And, like being cast out of Eden, the free-spirited living off the land that early man enjoyed can never be returned to. There is no going back. Once a tribe or group can feed its members consistently, it grows, and can never again be supported by foraging. The way of life is lost, never to return. In a sense, this is Eden, an ever-providing garden that mankind will never again enjoy.
The interesting thing about Göbekli Tepe, which I mentioned yesterday, is that one of the men who discovered or wrote about it, believes that it is a temple in what was once called or referred to as Eden. Man ate of the animals and the plants. But by gathering together in large numbers, the people needed more food to feed themselves. They discovered agriculture; they could make plants grow on their own terms. But as I said, there is no going back. Their lifestyle changed, and they suffered for it. They farmed and farmed, not understanding crop rotation, or the nutrients of the soil, and they farmed the land to death. There is a reason there is desert in that region of the world. So they cursed their fate, and buried their once-sacred temple. It reminded them of a past, of an innocence, of a forgotten Eden to which they would never return. An interesting theory to say the least. We shall never know the whole truth, but it is a hauntingly beautiful story.
Even in our disobedience, God shows Adam and Eve his love. He gives them clothing (Genesis 3:21), but he realizes that man cannot be allowed to live forever. So out from the garden they go. To me it is interesting, because even though this is seen as a “bad thing,” the Fall of Man appears to have been inevitable. People multiplied, and many lives were brought into the world, onto the earth, because of this Fall. Adam and Eve would bear children and multiply….
My life, your life, we are all here today as a result of agriculture, as a result of reproduction. There is an unbroken chain of life going back and back and back…. It seems to me that God knew this would happen all along. The world is not perfect, and man must be given suffering to rise above. Man must be given challenges to overcome. It is how we grow, how we strengthen our souls. Man, like an innocent child, cannot live in the garden forever. What would be the point?
Life is both means and end. Life is for living. We are here to have experiences, we are here to make connections, to live, to love, to learn, and to grow. We are here to make the best of this world, to make the best of the circumstances and the life that God has given us. What more could we ask for but to be alive?
This is one of the most fundamental questions a human being can ask. My favorite answer to this question comes from the movie Dogma. (Spoiler alert incoming)
At the end of the movie, the main character, a woman, Bethany, dragged into a universe-ending conflict, gets to meet a physical embodiment of God, played hilariously by Alanis Morissette.
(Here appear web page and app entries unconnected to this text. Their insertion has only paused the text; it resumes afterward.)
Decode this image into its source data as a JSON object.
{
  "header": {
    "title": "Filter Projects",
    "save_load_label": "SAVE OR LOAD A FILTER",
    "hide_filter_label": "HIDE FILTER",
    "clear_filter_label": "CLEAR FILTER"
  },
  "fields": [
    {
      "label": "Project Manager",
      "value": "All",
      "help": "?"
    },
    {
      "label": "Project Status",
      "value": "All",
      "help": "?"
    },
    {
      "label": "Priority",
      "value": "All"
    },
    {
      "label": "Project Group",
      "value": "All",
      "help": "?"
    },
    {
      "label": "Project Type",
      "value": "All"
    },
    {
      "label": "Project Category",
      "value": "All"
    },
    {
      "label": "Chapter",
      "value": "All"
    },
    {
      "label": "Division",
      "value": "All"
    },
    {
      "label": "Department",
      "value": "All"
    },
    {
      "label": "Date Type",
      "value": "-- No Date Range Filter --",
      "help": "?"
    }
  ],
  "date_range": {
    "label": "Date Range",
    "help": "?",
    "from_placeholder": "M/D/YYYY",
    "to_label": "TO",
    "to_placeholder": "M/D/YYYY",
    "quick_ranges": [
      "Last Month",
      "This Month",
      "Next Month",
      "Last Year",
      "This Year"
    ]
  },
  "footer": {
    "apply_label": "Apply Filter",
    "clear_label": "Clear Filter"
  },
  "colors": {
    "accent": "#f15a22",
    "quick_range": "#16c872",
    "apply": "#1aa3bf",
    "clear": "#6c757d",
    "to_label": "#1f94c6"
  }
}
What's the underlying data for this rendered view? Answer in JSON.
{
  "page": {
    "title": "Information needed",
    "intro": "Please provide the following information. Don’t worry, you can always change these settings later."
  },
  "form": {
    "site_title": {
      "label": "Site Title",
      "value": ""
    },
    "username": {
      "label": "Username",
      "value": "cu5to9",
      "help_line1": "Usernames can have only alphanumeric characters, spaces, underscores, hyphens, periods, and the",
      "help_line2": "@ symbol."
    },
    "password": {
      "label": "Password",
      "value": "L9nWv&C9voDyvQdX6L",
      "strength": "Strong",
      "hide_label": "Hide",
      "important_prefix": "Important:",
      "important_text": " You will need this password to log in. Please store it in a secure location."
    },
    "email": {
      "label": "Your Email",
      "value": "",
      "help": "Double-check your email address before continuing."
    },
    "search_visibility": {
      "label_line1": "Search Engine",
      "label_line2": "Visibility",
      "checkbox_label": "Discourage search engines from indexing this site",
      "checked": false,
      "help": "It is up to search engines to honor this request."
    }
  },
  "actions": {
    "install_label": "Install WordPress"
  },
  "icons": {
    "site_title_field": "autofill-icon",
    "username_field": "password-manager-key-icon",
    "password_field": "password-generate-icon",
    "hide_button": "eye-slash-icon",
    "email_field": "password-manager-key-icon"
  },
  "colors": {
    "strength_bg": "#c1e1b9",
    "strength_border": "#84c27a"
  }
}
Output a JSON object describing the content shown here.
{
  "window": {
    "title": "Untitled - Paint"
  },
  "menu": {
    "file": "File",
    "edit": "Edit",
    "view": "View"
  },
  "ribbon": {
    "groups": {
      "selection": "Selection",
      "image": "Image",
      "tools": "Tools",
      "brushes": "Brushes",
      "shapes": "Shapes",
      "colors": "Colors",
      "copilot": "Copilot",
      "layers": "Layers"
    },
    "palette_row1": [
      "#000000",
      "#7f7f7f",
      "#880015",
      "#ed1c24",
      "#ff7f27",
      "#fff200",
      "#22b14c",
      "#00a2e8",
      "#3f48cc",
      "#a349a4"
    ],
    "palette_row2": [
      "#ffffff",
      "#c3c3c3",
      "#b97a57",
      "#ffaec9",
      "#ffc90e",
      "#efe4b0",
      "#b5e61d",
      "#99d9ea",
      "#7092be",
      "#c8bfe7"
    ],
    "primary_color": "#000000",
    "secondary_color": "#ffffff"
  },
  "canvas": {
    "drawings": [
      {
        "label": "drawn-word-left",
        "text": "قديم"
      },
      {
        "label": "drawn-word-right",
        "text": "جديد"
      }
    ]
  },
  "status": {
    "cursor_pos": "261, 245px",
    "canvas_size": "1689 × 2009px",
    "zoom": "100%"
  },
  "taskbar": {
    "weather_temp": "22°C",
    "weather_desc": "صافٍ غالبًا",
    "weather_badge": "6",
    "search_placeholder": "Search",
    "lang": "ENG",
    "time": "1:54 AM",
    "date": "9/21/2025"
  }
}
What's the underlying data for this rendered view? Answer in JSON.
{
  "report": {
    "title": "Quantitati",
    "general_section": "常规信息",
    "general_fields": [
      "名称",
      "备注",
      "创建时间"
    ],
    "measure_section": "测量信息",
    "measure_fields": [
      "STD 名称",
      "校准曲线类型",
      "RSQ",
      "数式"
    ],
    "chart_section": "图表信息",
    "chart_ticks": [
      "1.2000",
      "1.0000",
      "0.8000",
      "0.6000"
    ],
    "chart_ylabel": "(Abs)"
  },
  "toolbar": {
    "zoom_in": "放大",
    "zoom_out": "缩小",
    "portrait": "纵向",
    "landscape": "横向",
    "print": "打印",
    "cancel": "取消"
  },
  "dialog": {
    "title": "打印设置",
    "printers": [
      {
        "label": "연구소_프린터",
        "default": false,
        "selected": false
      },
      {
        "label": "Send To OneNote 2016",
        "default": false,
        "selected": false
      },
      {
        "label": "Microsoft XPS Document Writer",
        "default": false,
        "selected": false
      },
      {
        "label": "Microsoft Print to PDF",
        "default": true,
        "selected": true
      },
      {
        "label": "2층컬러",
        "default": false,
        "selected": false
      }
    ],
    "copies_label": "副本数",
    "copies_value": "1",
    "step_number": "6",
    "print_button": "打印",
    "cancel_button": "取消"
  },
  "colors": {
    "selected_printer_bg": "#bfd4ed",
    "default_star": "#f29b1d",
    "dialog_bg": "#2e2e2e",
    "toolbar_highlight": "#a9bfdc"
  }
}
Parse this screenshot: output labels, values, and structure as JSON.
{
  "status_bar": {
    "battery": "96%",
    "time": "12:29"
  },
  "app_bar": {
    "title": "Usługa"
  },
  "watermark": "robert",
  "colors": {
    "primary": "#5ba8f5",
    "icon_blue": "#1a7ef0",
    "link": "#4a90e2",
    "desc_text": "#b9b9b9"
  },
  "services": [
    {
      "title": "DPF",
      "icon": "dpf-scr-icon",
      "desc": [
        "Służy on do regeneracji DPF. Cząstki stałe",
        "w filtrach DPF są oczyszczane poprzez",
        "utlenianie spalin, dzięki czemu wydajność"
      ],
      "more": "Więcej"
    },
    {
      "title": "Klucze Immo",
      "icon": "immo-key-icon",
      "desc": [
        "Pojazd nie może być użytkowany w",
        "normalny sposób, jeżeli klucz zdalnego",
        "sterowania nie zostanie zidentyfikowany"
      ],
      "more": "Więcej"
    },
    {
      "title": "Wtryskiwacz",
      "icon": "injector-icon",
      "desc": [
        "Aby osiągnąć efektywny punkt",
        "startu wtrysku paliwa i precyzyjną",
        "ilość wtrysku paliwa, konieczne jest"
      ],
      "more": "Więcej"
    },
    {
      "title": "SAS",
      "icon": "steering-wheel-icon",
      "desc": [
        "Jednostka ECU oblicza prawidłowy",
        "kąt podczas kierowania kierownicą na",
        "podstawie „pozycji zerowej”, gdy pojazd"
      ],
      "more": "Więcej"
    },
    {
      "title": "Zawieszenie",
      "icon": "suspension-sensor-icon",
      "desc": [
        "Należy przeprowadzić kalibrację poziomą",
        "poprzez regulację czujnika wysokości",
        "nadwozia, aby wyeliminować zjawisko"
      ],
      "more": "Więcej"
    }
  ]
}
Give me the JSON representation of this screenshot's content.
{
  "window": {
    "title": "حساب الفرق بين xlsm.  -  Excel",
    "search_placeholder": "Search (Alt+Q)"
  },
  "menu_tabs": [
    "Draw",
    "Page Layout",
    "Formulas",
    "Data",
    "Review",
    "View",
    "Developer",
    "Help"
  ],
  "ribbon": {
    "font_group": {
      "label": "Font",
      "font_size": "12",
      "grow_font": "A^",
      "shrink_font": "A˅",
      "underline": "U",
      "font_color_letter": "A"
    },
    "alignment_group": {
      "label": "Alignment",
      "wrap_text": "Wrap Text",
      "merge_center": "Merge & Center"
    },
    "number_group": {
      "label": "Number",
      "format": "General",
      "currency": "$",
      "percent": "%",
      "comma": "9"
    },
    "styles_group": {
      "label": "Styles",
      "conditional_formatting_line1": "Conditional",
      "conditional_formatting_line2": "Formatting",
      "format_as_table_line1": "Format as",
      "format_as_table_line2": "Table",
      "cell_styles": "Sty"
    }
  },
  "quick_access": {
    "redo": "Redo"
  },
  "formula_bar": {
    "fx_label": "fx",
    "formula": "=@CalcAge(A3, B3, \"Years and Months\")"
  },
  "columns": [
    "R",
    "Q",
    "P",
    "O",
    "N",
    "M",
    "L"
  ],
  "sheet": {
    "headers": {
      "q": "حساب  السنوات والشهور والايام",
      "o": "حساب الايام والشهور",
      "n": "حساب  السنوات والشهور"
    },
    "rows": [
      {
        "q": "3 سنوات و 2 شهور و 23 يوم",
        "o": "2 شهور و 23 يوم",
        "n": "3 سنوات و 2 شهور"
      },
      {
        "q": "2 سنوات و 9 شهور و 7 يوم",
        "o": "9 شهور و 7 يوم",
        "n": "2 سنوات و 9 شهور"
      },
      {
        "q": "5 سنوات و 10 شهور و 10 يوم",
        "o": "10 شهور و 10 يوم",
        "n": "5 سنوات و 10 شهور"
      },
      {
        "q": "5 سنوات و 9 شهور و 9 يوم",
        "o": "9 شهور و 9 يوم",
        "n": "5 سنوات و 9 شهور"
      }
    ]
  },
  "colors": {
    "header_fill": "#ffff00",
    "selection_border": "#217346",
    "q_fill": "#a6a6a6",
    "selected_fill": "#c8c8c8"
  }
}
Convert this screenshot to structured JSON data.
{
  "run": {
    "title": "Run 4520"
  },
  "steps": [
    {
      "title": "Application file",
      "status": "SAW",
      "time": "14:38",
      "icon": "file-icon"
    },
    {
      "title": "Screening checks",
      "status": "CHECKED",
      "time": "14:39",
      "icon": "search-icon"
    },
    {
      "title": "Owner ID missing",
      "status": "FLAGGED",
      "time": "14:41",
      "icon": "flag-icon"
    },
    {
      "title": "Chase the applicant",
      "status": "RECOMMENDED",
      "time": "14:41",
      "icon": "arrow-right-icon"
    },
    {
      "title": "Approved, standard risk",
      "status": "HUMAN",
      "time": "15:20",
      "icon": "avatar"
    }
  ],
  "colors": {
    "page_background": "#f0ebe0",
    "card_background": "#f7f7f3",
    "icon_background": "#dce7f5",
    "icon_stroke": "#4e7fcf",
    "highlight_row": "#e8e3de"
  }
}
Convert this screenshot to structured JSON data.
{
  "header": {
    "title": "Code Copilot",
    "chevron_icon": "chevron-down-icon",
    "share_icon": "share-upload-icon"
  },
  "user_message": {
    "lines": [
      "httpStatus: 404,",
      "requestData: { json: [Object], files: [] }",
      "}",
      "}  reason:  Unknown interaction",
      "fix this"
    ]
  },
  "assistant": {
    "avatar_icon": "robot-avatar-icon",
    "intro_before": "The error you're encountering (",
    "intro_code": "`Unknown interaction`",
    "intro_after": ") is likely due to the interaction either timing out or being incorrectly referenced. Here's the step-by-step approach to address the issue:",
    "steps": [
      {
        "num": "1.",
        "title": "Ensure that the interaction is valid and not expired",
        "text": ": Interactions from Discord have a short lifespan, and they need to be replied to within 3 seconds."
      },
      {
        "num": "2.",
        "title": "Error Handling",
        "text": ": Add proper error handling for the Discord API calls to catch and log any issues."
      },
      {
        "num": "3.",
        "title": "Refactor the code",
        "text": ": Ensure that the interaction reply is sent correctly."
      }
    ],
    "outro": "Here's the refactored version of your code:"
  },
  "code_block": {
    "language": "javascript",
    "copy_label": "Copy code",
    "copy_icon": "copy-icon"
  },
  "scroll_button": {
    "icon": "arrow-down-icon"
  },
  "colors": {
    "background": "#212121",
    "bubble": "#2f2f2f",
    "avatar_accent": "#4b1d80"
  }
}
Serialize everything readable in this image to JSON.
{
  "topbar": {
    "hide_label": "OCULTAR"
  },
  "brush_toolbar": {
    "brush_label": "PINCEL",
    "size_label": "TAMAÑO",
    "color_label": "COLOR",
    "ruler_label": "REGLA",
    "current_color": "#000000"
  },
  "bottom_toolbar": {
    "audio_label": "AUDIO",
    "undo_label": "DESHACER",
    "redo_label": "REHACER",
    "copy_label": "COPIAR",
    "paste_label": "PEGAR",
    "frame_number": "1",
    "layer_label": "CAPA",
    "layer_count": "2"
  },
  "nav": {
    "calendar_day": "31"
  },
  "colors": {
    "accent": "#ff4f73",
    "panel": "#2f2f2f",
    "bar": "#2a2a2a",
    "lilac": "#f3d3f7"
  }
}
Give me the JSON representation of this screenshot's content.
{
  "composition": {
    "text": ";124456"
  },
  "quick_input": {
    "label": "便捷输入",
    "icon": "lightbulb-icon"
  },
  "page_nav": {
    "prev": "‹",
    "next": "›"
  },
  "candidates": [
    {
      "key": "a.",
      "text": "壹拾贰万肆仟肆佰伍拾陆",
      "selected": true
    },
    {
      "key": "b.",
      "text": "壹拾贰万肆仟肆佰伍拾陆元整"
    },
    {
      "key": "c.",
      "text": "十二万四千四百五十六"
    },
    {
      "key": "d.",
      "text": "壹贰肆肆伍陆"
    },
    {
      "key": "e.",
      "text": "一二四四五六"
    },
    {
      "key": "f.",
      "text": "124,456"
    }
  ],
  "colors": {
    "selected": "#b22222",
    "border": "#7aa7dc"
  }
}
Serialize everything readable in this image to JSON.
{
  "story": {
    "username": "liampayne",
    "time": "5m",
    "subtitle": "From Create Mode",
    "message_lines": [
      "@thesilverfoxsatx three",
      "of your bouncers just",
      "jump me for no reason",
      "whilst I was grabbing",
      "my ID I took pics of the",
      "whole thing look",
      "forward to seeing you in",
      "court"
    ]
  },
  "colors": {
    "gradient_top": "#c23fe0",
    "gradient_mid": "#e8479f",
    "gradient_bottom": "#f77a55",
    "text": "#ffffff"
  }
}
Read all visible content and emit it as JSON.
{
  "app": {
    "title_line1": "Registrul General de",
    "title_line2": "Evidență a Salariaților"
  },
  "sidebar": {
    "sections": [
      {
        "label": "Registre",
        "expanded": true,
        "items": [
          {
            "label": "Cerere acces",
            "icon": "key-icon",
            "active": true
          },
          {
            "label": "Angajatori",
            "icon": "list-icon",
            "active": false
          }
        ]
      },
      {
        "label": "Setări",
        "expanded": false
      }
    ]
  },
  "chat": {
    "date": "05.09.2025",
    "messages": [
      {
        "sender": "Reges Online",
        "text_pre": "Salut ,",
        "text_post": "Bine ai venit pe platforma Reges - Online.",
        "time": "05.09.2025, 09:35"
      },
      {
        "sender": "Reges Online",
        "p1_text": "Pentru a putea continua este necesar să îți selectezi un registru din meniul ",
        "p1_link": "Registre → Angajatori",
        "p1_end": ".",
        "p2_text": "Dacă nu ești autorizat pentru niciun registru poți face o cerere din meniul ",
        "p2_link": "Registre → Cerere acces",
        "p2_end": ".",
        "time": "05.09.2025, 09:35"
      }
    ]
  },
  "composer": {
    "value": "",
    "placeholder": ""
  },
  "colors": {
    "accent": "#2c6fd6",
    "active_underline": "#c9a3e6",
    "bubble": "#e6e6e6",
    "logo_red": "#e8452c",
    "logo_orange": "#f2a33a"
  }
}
God cleans up all the mess with a blink of Her (His?) eyes, and before leaving, Bethany asks, “Why are we here?”
God thinks for a moment, and boops Bethany on the nose with Her finger. Bethany looks confused.
We are here because we are here. It is both as simple and as complex as that. Life is for living, learning and experiencing. I believe it should be about doing good, building bridges with other humans rather than burning them, bringing people together rather than pushing them apart. But we all have our own God-given paths and circumstances. Life is about finding the purpose, finding the good that one can do amidst those circumstances, or in spite of them.
I am already filled with joy and purpose from writing this. I feel better already. Thank you, God.
To anyone and everyone reading this, I love you. Thank you for joining me on this wonderful day.
Peace be upon you.